TASK:
Copy all of the records exactly.

Website and app data records
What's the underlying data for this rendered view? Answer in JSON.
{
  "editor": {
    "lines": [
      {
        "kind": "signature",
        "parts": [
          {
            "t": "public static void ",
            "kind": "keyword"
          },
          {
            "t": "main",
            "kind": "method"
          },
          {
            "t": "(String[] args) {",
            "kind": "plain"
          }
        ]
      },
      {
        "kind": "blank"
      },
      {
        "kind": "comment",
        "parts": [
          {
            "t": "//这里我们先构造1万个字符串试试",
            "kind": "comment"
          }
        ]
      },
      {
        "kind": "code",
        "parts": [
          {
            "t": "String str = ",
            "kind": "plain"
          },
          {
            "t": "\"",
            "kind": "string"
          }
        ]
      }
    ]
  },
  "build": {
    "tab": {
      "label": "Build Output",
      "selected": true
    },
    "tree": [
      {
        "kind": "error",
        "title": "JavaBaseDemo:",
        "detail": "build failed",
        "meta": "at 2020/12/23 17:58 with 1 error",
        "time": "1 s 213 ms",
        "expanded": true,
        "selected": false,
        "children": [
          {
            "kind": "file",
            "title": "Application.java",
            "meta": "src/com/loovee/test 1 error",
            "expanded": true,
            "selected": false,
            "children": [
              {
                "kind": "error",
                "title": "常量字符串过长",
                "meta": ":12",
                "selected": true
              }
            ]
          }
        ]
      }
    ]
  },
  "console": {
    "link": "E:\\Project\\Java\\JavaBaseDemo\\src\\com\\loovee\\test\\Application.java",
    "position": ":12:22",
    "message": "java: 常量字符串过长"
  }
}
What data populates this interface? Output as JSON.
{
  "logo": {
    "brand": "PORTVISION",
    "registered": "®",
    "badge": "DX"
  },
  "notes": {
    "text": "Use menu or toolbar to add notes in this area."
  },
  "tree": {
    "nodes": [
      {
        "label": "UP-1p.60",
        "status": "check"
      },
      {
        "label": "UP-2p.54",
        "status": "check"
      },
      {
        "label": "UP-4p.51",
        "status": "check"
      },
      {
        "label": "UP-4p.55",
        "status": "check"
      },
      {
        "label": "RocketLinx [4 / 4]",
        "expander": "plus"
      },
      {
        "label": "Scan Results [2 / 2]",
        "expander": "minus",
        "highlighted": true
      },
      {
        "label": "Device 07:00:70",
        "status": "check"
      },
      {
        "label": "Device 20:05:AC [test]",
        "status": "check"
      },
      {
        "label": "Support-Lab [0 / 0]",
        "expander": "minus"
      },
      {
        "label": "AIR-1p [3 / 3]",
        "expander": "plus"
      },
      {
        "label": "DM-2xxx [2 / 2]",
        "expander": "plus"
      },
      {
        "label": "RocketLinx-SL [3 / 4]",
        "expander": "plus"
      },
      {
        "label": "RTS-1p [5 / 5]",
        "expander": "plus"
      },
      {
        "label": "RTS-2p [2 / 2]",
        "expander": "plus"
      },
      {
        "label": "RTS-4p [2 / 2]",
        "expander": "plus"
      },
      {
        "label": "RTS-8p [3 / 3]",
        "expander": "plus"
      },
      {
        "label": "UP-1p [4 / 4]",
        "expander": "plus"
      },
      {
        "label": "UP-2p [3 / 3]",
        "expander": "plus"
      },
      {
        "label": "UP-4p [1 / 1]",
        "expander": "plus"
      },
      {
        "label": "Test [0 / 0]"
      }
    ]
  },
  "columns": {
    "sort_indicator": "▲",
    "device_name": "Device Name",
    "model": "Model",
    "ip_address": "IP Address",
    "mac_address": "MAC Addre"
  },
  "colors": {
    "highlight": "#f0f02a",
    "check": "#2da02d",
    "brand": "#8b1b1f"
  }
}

RESPONSE:
What's the underlying data for this rendered view? Answer in JSON.
{
  "editor": {
    "lines": [
      {
        "kind": "signature",
        "parts": [
          {
            "t": "public static void ",
            "kind": "keyword"
          },
          {
            "t": "main",
            "kind": "method"
          },
          {
            "t": "(String[] args) {",
            "kind": "plain"
          }
        ]
      },
      {
        "kind": "blank"
      },
      {
        "kind": "comment",
        "parts": [
          {
            "t": "//这里我们先构造1万个字符串试试",
            "kind": "comment"
          }
        ]
      },
      {
        "kind": "code",
        "parts": [
          {
            "t": "String str = ",
            "kind": "plain"
          },
          {
            "t": "\"",
            "kind": "string"
          }
        ]
      }
    ]
  },
  "build": {
    "tab": {
      "label": "Build Output",
      "selected": true
    },
    "tree": [
      {
        "kind": "error",
        "title": "JavaBaseDemo:",
        "detail": "build failed",
        "meta": "at 2020/12/23 17:58 with 1 error",
        "time": "1 s 213 ms",
        "expanded": true,
        "selected": false,
        "children": [
          {
            "kind": "file",
            "title": "Application.java",
            "meta": "src/com/loovee/test 1 error",
            "expanded": true,
            "selected": false,
            "children": [
              {
                "kind": "error",
                "title": "常量字符串过长",
                "meta": ":12",
                "selected": true
              }
            ]
          }
        ]
      }
    ]
  },
  "console": {
    "link": "E:\\Project\\Java\\JavaBaseDemo\\src\\com\\loovee\\test\\Application.java",
    "position": ":12:22",
    "message": "java: 常量字符串过长"
  }
}
What data populates this interface? Output as JSON.
{
  "logo": {
    "brand": "PORTVISION",
    "registered": "®",
    "badge": "DX"
  },
  "notes": {
    "text": "Use menu or toolbar to add notes in this area."
  },
  "tree": {
    "nodes": [
      {
        "label": "UP-1p.60",
        "status": "check"
      },
      {
        "label": "UP-2p.54",
        "status": "check"
      },
      {
        "label": "UP-4p.51",
        "status": "check"
      },
      {
        "label": "UP-4p.55",
        "status": "check"
      },
      {
        "label": "RocketLinx [4 / 4]",
        "expander": "plus"
      },
      {
        "label": "Scan Results [2 / 2]",
        "expander": "minus",
        "highlighted": true
      },
      {
        "label": "Device 07:00:70",
        "status": "check"
      },
      {
        "label": "Device 20:05:AC [test]",
        "status": "check"
      },
      {
        "label": "Support-Lab [0 / 0]",
        "expander": "minus"
      },
      {
        "label": "AIR-1p [3 / 3]",
        "expander": "plus"
      },
      {
        "label": "DM-2xxx [2 / 2]",
        "expander": "plus"
      },
      {
        "label": "RocketLinx-SL [3 / 4]",
        "expander": "plus"
      },
      {
        "label": "RTS-1p [5 / 5]",
        "expander": "plus"
      },
      {
        "label": "RTS-2p [2 / 2]",
        "expander": "plus"
      },
      {
        "label": "RTS-4p [2 / 2]",
        "expander": "plus"
      },
      {
        "label": "RTS-8p [3 / 3]",
        "expander": "plus"
      },
      {
        "label": "UP-1p [4 / 4]",
        "expander": "plus"
      },
      {
        "label": "UP-2p [3 / 3]",
        "expander": "plus"
      },
      {
        "label": "UP-4p [1 / 1]",
        "expander": "plus"
      },
      {
        "label": "Test [0 / 0]"
      }
    ]
  },
  "columns": {
    "sort_indicator": "▲",
    "device_name": "Device Name",
    "model": "Model",
    "ip_address": "IP Address",
    "mac_address": "MAC Addre"
  },
  "colors": {
    "highlight": "#f0f02a",
    "check": "#2da02d",
    "brand": "#8b1b1f"
  }
}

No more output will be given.